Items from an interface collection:
========

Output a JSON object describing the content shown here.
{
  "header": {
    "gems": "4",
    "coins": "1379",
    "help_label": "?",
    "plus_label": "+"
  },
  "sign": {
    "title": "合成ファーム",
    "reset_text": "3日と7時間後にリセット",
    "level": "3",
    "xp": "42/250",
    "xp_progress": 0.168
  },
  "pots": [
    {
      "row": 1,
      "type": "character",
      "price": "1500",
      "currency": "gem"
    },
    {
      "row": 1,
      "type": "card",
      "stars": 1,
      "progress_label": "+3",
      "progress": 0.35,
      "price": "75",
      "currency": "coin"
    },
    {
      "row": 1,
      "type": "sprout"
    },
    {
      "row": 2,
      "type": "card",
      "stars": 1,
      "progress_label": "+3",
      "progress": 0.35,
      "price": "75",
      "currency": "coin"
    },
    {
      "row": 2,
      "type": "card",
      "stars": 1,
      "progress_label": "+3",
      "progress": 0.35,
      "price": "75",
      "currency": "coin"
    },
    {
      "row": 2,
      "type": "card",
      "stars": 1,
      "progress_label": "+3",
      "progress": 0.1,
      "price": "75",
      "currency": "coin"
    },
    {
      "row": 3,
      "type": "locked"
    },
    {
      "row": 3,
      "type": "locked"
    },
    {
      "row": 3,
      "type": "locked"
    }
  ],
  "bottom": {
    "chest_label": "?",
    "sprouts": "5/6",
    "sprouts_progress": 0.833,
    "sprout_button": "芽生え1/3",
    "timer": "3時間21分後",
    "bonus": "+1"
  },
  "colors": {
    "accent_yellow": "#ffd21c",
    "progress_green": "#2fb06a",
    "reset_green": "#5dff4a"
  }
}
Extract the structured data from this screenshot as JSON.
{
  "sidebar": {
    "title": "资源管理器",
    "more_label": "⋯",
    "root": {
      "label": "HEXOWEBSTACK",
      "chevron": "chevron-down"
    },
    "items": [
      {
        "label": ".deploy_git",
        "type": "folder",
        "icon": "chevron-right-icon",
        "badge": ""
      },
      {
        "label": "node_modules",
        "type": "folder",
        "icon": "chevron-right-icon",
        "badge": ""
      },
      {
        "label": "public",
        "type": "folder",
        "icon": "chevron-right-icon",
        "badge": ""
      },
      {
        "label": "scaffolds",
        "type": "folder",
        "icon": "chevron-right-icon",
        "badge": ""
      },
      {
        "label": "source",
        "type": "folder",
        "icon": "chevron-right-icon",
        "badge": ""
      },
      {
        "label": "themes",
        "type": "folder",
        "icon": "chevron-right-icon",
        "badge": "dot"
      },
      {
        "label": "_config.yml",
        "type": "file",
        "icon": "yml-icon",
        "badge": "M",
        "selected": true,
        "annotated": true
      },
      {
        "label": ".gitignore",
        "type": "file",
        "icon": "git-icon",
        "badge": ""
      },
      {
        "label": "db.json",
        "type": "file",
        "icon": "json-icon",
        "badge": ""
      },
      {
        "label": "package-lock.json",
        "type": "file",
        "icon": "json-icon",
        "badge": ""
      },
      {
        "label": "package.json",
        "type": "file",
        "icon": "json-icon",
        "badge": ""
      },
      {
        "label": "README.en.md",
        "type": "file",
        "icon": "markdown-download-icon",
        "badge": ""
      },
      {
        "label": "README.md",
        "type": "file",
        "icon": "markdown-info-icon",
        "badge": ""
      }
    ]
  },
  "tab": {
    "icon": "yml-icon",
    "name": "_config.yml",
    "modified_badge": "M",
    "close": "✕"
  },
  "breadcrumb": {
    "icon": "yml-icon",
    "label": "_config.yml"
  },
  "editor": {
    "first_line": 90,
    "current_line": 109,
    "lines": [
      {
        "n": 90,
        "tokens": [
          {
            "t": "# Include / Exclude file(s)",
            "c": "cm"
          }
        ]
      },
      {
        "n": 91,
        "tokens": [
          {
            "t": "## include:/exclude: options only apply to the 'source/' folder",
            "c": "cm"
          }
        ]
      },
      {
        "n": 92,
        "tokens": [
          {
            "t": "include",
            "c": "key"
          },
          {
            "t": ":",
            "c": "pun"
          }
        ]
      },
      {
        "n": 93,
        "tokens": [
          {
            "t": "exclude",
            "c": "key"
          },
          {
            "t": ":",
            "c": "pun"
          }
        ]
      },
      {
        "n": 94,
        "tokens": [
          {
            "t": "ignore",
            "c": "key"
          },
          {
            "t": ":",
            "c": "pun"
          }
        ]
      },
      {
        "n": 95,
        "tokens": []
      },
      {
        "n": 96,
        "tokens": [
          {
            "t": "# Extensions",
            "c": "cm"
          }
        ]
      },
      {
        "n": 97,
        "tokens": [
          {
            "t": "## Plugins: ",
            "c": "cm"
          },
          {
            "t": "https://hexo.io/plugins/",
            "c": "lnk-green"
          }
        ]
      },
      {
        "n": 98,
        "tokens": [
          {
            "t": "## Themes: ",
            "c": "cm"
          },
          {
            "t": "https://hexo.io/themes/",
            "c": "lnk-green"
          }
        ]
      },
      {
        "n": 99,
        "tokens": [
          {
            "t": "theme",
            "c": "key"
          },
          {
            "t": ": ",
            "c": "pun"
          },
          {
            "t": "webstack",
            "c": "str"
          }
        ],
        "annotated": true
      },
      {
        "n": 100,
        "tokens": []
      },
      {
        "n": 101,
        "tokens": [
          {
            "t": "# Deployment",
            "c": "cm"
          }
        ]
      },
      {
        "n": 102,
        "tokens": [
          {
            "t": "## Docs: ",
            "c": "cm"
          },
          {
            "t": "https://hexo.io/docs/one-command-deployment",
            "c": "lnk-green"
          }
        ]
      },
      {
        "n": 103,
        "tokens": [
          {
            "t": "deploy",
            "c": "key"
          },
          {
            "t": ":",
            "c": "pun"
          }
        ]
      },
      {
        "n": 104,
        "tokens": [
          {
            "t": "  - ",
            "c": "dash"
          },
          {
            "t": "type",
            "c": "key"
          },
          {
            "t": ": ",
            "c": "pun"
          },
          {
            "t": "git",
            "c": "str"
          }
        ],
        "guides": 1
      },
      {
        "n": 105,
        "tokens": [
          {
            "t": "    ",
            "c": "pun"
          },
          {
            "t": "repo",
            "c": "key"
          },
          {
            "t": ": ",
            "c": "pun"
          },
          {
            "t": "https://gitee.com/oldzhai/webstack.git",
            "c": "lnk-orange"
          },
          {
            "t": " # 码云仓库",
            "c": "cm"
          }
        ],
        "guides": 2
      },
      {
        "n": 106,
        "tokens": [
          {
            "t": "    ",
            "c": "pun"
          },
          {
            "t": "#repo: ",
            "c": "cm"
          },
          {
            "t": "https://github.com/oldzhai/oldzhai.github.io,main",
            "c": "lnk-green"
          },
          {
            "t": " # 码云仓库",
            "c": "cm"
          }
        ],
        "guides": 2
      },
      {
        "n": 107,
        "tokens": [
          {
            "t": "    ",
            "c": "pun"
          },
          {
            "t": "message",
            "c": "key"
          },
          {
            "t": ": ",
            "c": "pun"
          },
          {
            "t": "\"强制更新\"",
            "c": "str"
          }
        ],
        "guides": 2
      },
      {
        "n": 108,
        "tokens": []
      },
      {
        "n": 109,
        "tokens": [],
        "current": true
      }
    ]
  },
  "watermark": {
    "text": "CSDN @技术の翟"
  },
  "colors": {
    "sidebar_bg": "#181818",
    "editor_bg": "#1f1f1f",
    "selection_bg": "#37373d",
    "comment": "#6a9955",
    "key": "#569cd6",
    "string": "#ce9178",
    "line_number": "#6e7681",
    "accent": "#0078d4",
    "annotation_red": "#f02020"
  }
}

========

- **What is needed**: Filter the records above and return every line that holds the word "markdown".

- **Finished task**:
        "icon": "markdown-download-icon",
        "icon": "markdown-info-icon",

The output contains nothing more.